Laminotomy

With low risk and minimally invasive surgical procedures like the laminotomy, Providence can precisely detect and locate the cause of spinal compression and help cure the pain of spinal stenosis.

Your vertebrae surround your spinal cord. The lamina is the section of the vertebrae that acts as a roof above the spinal canal.

A laminotomy, sometimes called a spinal decompression, is a surgical procedure that involves the partial removal of the lamina from specific regions of the spinal column.

Often due to bone spurs or herniated disks, the nerve roots of the spinal cord push up against different parts of the spinal column, including the laminae. This pressure on the nerve roots and the spinal cord is known as spinal stenosis and causes intense back pain.

By removing the portions of laminae, a laminotomy increases the size of the spinal canal, helping relieve the source of pressure and compression, effectively eliminating the pain caused by spinal stenosis.

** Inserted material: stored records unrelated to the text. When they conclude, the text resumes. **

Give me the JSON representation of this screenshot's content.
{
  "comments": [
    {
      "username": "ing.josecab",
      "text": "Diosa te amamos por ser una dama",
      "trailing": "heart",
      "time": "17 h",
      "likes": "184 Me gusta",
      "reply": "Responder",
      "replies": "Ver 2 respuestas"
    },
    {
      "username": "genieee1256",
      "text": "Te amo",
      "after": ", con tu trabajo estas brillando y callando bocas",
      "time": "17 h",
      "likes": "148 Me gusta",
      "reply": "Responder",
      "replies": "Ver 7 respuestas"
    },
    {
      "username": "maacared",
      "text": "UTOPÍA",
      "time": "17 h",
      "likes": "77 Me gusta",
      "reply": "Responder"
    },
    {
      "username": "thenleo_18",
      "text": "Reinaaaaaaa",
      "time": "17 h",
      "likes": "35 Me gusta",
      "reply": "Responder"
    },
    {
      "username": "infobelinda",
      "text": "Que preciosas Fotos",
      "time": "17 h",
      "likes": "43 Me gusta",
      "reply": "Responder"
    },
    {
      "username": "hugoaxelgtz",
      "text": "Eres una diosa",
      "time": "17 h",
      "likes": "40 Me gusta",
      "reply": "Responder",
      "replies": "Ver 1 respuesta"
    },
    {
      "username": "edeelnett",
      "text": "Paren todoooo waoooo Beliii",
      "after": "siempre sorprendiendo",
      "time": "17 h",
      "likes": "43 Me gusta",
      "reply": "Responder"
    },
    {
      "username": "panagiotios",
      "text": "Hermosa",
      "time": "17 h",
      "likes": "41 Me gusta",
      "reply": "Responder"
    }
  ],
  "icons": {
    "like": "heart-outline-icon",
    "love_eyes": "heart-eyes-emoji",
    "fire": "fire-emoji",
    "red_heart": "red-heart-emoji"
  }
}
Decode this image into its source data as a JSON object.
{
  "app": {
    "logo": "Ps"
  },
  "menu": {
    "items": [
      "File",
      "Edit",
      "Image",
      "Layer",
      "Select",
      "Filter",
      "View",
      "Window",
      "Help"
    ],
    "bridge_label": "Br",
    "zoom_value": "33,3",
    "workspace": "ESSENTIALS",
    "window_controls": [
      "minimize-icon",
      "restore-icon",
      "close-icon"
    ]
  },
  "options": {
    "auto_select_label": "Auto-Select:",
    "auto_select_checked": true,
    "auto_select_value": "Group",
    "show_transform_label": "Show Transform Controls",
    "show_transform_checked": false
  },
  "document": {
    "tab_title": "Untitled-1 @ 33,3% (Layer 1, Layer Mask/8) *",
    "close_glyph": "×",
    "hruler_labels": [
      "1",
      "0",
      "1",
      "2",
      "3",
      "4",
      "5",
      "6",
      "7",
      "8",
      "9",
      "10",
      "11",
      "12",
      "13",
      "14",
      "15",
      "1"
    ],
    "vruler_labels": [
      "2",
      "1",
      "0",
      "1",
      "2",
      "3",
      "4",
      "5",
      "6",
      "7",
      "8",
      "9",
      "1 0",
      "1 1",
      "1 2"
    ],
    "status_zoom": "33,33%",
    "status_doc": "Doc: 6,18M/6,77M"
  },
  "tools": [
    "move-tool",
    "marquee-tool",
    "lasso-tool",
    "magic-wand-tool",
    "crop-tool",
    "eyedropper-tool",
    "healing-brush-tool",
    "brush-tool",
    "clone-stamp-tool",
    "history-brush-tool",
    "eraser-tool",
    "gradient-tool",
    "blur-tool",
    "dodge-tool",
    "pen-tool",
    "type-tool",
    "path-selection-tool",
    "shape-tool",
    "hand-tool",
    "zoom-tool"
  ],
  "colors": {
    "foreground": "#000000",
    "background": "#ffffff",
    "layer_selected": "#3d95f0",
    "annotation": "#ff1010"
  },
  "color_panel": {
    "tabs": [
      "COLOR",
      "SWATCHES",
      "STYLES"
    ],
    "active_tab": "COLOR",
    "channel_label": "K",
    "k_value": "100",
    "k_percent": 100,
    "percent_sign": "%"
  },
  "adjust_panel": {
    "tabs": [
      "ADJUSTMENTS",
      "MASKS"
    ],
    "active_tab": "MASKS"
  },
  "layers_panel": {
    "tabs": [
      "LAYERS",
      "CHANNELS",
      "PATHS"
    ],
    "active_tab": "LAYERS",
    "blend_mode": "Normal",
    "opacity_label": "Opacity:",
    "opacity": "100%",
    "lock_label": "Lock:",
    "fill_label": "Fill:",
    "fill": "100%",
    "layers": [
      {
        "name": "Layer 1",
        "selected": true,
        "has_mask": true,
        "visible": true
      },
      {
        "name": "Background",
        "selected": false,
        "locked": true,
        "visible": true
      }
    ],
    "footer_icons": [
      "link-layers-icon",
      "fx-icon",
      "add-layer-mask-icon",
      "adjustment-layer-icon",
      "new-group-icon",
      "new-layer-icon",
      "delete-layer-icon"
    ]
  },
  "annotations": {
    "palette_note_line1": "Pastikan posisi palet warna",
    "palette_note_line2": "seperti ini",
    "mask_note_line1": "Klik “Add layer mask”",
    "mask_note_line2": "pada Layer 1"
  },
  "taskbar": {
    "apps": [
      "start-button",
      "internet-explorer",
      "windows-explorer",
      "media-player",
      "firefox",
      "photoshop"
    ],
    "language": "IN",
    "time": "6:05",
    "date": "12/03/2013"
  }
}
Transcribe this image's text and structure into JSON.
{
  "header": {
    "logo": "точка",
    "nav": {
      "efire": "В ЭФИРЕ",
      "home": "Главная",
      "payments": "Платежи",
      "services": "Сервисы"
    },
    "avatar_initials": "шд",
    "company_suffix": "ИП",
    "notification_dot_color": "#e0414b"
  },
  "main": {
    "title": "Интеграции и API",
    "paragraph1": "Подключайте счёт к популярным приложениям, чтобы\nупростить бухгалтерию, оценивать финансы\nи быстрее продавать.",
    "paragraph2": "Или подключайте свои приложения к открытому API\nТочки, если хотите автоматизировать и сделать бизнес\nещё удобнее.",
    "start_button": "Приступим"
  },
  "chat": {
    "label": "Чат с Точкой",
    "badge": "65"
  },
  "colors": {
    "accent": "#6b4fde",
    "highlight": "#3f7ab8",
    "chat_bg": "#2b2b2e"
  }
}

A laminotomy can be performed on all regions (lumbar, thoracic, and cervical) of the spinal column to relieve pressure on the spinal cord or the nerve roots. The most common procedure is a lumbar laminotomy. Unlike a laminectomy, a laminotomy requires less bone removal, making it less invasive and prone to fewer complications.

Before the procedure, your doctors will take X-ray images of your spine to locate part of the spine afflicted by spinal stenosis. The results will determine which vertebrae to operate on.

Before the procedure, you will receive an IV for antibiotics, as well as a catheter to control urine. Depending on your specific health condition, you will be given either general or spinal anesthesia.

During the procedure, you lie on your stomach as a small incision is made over the correct vertebrae in your spine. Dilators are used to create a corridor into the vertebrae, so that other muscles and ligaments remain untouched and unharmed throughout the operation.

A special bone drill is used to remove small portions of laminae at the site of nerve compression. Once these portions are removed, your surgeon will inspect your spine to ensure all pressure to your spinal canal is relieved.

After the operation, you will be monitored by your caregiving staff and will be asked to walk as soon as you feel comfortable, in order to ensure the procedure is a success. Most patients are able to leave the hospital on the day of their operation.

Because the procedure only removes only a small fragment of the laminae affected by spinal stenosis, patients are often satisfied with their spinal health post-operation. Still, some complications may arise depending on your specific health conditions.

These possible complications include leakage of the spinal fluid, blood clots and nerve injury. When you partner with Providence for your surgery, you can rest easy knowing your team of board-certified spinal surgeons have the skill and experience necessary to reduce your risk of complication.